It’s the time of year when festival line-ups start leaking into our social media pages via. fancy digitised posters. Gottwood and Field Day boast Aphex Twin, ABRA, Helena Hauff and DJ Harvey to name a few. They’re the kind of line-ups that make me wonder if 2017 will be the year I break out of the Latitude-Glastonbury Workers Beer volunteer cycle and branch into festivals as an Actual Spectator. I flick through the the Sonar, Outlook and Dimensions posters too, but a part of me (the dystopia-thirsting part) can’t help but think about how Brexit and article 50 and Theresa May’s tightened borders will tie into all of this. Festivals in European cities will inevitably become (even more) unaffordable to those coming from the UK, and the thought of having little to no international talent playing at UK venues as a result of some arbitrary law is strange to me. I’m no expert in Brexit-related policy and by no means think festival line-ups changing is the most important thing to worry about right now. But this is a column about electronic music, and the shifting European music community is definitely symptom of a larger series of changes that will come once the UK becomes an island floating apart from everything else.
You need to listen to: ‘Invisible Circles’ by Margaret Dygas
Re-released in 2013 by Perlon records, Margaret Dygas’s EP Invisible Circles is thick with reverb coated samples, steady heart-like beats and a general sense of doom. ‘Frankly’ begins with a distant sax that sustains over layers of hi-hat and fleeting kick drums. A bicycle bell pierces the atmosphere and leads into a bass-heavy groove.

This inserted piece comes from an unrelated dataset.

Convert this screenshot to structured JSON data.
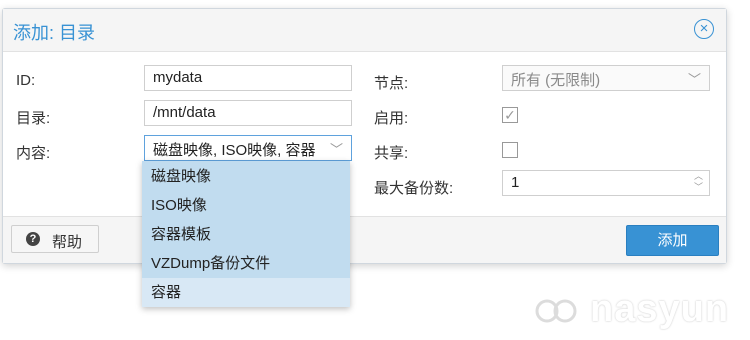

Recurring guitar chords shimmer, indicating a hook – the sound makes me think of Funkadelic’s Maggot Brain album for some reason. It’s when the acoustic bongo is introduced though, palm-slap unfiltered, that the track goes from conventional techno to something more experimental. These undulations both complicate and sustain the rhythm, but before you get a chance to make sense of what you’ve been listening to, it fades out as gently as it began. ‘Invisible Circles’ is a continuation in a lot of ways. Barely-there vocal samples pan in, leaving a trail of delay; the on-going beat a lot more varied than ‘Frankly’. I don’t know if it’d work at a club or not, but the crowd would definitely be left feeling some type of way. Invisible Circles is an EP that demands something from you: attention, engagement, empathy maybe – I’d need to listen to it a few more times to figure out which.
Preview: Horse Meat Disco – World HQ – 17th February
Horse Meat Disco are a four-man DJ collective who formed in 2003. Since then, they’ve been residents at New York’s Vauxhall, touring festivals and club nights internationally. You’ll usually see them on a festival line-up, their name alone guaranteeing hours of familiar to obscure (but selectively curated) tracks. I’ve only ever danced to their parties from the drinks-serving side of the bar, but the energy was always palpable enough to leave me with a need to see them from the perspective of the dance floor. It’s kind of a rare thing for a set to speed up your entire shift, but Horse Meat Disco managed to do this with their relentless groove. With 75 tickets being sold on the door, expect a lot of house and disco from the HMD crew alongside SoulJam resident Jack Pearce.